“When we announced that Electron was joining, the crowd went wild. Everybody sort of burst out clapping at the conference,” Robin Ginn, executive director of the OpenJS Foundation, told The New Stack. “Folks are very excited.”
“It truly has moved to a kind of project that’s broadly maintained by a number of developers. It started moving last year to an open governance,” said Ginn. “This really helps them formalize decision making and make it so it isn’t just a project owned by a single entity. Moving into the foundation was sort of a natural step for them. ”
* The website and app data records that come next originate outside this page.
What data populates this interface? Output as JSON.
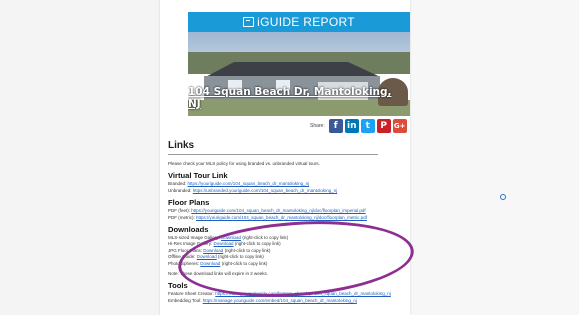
{
  "header": {
    "title": "iGUIDE REPORT"
  },
  "hero": {
    "address": "104 Squan Beach Dr, Mantoloking, NJ"
  },
  "share": {
    "label": "Share:",
    "icons": [
      "facebook-icon",
      "linkedin-icon",
      "twitter-icon",
      "pinterest-icon",
      "googleplus-icon"
    ]
  },
  "links": {
    "title": "Links",
    "note": "Please check your MLS policy for using branded vs. unbranded virtual tours.",
    "virtual_tour": {
      "title": "Virtual Tour Link",
      "branded_label": "Branded:",
      "branded_url": "https://youriguide.com/104_squan_beach_dr_mantoloking_nj",
      "unbranded_label": "Unbranded:",
      "unbranded_url": "https://unbranded.youriguide.com/104_squan_beach_dr_mantoloking_nj"
    },
    "floor_plans": {
      "title": "Floor Plans",
      "pdf_feet_label": "PDF (feet):",
      "pdf_feet_url": "https://youriguide.com/104_squan_beach_dr_mantoloking_nj/doc/floorplan_imperial.pdf",
      "pdf_metric_label": "PDF (metric):",
      "pdf_metric_url": "https://youriguide.com/104_squan_beach_dr_mantoloking_nj/doc/floorplan_metric.pdf"
    },
    "downloads": {
      "title": "Downloads",
      "items": [
        {
          "label": "MLS-sized Image Gallery:",
          "link": "Download",
          "hint": "(right-click to copy link)"
        },
        {
          "label": "Hi-Res Image Gallery:",
          "link": "Download",
          "hint": "(right-click to copy link)"
        },
        {
          "label": "JPG Floor Plans:",
          "link": "Download",
          "hint": "(right-click to copy link)"
        },
        {
          "label": "Offline Guide:",
          "link": "Download",
          "hint": "(right-click to copy link)"
        },
        {
          "label": "Photo Spheres:",
          "link": "Download",
          "hint": "(right-click to copy link)"
        }
      ],
      "note": "Note: These download links will expire in 2 weeks."
    },
    "tools": {
      "title": "Tools",
      "feature_label": "Feature Sheet Creator:",
      "feature_url": "https://manage.youriguide.com/feature_sheet/?p=104_squan_beach_dr_mantoloking_nj",
      "embed_label": "Embedding Tool:",
      "embed_url": "https://manage.youriguide.com/embed/104_squan_beach_dr_mantoloking_nj"
    }
  },
  "colors": {
    "accent": "#1a9bd7",
    "highlight": "#8e2e93"
  }
}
Electron joins the foundation at the incubator level as a rather mature project with a number of widely known adopters, such as Discord, Microsoft Teams, OpenFin, Skype, Slack, Trello, and Visual Studio Code. As Ginn noted, it’s time as an incubating project is likely limited, and has to do more with onboarding than anything else.
“Every project that joins the foundation starts as an incubation and it’s really just simple housekeeping. There are certain things when you join a foundation, like moving your IP from the website. It just takes a little bit of time. It doesn’t mean that they’re a small project,” explained Ginn. “Once they go through that incubation process, they’ll become an impact project.”
Ginn also explained that member projects benefit from a variety of services from the OpenJS Foundation, with the idea that projects may more easily work together taken as a core tenet of membership.
“We set up our model to give a strong voice to our projects. We have a staff at OpenJS Foundation that supports the project from marketing, legal, program management, and events perspectives,” said Ginn. “We really want the projects to operate independently with their own governance and then at the same time by working as a part of our family. We remove that friction so they can just focus on growing their project and increasing their contributors.”
The Linux Foundation is a sponsor of The New Stack.
Feature image by xresch from Pixabay.